General Miguel Primo de Rivera, a dictator in Spain, deposed the parliamentary government in 1924. Unamuno, who was vocal and independent, released a series of pieces criticizing Rivera.

Miguel de Unamuno was dismissed from his position as rector and exiled to Fuerteventura, one of the Canary Islands, by Rivera. Unamuno then fled to France and set up shop in Hendaye, a border town in the French Basque Country. His objective was to stay in France and get as close to Spain as possible.

Following the overthrow of General Miguel Primo de Rivera’s dictatorship in 1930, Unamuno returned to Spain and resumed his position as rector of the University of Salamanca. It was a moment of great political turmoil in Spain, and after the dictator’s fall, the country began its Second Republic. Unamuno ran for the Agrupación al Servicio de la Repblica, a minor intellectual party. He was a moderate who opposed all forms of political and religious radicalism.

Unamuno initially supported General Francisco Franco’s Falangist insurrection against Spanish monarchy in the 1930s. However, as the movement grew more violent, he began to reject it. Unamuno was fired from his job as rector after publicly denouncing Franco in 1936.

His Major Projects

‘Abel Sánchez: The History of a Passion,’ his novel, is a modern-day retelling of the Cain and Abel tale. The work tackles issues of envy between two men, one named Abel, a well-known painter, and the other, Joaquin, a well-known doctor.

San Manuel Bueno, mártir, a novella about the life of a parish priest in a small Spanish community, is another of his well-known works. The book is said to have consolidated practically all of Unamuno’s ideas and is distinguished by action and description minimalism.

Personal History and Legacy

In 1891, Miguel de Unamuno married Concepción Lizárraga, his childhood sweetheart. The couple had eleven children together.

He was initially sentenced to death after Franco withdrew him from his job as rector of the University of Salamanca. However, the order was modified to place him under home arrest. On December 31, 1936, he died of a heart attack.

Estimated Net worth

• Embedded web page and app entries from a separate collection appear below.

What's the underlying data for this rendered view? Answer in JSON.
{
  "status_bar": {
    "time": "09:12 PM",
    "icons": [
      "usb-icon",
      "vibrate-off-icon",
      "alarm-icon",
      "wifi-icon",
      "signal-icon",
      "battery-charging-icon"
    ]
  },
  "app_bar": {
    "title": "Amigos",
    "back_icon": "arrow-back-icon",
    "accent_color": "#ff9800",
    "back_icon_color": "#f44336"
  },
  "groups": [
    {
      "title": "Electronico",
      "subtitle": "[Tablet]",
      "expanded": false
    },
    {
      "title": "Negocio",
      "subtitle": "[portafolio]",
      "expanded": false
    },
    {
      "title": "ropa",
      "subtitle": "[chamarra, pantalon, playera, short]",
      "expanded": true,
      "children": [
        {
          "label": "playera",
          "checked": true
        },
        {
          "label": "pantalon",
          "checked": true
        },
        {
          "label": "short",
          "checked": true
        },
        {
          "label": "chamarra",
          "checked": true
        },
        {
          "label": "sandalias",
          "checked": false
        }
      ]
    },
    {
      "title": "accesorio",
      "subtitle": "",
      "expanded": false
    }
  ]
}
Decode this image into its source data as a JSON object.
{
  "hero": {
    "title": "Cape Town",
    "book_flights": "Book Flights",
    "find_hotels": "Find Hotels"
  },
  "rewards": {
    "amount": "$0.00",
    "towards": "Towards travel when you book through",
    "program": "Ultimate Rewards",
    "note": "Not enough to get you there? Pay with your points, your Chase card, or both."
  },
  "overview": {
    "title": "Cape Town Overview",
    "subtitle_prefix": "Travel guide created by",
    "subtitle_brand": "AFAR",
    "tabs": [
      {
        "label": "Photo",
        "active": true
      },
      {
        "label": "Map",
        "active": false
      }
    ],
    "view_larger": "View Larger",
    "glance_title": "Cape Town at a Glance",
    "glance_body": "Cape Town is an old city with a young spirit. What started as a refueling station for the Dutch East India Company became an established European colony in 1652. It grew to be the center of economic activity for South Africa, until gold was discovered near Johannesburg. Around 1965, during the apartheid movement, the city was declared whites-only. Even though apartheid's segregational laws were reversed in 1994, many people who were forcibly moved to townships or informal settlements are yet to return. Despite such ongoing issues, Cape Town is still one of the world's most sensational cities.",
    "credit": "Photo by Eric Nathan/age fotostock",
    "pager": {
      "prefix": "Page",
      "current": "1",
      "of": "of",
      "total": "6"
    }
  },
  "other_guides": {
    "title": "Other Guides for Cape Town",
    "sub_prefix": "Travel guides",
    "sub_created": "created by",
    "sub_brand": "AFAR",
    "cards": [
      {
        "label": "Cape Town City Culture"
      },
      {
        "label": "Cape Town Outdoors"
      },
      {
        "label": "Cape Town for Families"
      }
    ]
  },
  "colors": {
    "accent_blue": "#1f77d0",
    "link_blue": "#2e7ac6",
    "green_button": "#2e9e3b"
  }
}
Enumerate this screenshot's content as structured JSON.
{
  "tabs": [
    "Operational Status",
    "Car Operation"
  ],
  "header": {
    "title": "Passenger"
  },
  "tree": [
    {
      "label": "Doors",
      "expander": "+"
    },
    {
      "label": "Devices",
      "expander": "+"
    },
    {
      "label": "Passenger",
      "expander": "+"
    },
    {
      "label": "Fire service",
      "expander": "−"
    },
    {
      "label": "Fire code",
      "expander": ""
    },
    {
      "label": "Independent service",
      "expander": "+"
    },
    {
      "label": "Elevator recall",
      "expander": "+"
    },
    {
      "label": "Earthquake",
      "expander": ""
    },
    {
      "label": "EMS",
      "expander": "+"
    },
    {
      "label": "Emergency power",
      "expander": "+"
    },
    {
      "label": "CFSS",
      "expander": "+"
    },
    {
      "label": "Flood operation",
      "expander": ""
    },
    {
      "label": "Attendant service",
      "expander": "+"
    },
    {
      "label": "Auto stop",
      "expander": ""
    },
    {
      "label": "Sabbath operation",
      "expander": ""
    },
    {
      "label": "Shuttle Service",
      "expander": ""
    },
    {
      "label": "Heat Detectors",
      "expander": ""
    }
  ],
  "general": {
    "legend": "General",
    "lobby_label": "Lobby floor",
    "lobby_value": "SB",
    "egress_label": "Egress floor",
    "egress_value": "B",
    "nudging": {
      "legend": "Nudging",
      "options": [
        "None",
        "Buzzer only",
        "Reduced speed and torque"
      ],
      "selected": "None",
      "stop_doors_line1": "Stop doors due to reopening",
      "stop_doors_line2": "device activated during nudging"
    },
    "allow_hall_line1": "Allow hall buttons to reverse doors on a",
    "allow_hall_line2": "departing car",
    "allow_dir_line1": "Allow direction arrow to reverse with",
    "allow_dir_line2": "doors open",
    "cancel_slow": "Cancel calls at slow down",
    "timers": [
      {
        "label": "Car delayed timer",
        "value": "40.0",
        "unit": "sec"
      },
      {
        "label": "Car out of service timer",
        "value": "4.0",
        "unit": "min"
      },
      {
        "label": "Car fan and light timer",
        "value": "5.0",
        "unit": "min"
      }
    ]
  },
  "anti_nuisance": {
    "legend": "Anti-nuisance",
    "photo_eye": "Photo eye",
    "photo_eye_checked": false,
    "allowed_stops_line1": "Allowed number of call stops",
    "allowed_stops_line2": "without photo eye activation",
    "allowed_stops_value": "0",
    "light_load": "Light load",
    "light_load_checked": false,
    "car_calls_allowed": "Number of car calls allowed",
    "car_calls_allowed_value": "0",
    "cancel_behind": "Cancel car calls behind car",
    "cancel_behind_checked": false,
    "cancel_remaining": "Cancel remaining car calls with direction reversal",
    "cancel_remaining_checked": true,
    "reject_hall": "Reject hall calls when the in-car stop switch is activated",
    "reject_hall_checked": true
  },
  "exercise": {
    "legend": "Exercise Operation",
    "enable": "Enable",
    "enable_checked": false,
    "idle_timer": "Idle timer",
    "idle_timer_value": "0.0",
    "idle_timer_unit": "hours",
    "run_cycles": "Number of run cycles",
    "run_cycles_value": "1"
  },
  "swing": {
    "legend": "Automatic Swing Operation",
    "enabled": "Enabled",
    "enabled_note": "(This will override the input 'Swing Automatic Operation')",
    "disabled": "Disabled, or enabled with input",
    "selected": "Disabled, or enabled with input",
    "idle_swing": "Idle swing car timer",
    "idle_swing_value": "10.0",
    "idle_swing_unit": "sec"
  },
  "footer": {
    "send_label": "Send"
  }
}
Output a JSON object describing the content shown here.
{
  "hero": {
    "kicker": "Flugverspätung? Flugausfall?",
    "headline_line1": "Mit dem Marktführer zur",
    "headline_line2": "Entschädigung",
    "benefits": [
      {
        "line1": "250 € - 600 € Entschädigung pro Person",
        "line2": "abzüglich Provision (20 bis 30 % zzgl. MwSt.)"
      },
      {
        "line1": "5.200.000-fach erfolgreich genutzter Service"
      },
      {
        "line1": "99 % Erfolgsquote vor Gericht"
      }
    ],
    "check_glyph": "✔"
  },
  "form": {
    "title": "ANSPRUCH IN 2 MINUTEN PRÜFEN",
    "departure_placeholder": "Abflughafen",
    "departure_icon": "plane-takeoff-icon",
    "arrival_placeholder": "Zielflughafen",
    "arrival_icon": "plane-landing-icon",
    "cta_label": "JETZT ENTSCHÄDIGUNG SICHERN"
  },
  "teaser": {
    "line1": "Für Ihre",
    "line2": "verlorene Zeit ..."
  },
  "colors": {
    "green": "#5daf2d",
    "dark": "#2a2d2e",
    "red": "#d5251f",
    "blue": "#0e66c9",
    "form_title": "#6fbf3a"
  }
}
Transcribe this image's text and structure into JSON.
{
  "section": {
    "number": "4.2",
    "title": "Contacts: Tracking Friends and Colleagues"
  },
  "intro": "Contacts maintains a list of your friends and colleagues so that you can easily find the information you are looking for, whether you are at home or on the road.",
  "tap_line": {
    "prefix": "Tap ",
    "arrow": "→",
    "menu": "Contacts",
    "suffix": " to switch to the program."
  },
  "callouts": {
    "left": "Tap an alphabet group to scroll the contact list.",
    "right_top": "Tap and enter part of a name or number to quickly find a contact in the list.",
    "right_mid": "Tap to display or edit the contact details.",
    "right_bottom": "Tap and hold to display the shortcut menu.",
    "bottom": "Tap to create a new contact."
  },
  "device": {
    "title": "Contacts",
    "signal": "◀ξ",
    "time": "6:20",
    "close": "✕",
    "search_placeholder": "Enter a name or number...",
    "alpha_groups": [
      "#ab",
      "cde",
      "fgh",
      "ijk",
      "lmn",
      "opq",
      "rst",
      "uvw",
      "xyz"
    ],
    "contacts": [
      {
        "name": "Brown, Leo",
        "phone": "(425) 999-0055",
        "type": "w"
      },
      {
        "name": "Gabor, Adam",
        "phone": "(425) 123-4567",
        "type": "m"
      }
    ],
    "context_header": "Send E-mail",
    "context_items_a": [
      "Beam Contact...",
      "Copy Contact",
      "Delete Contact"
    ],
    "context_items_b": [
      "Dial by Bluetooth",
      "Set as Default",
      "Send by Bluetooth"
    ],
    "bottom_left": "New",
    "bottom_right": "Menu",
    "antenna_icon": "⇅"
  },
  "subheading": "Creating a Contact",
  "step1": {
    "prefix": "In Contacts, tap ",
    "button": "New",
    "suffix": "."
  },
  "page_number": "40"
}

Miguel is one of the wealthiest poets and one of the most well-known. Miguel de Unamuno’s net worth is estimated to be $1.5 million, according to Wikipedia, Forbes, and Business Insider.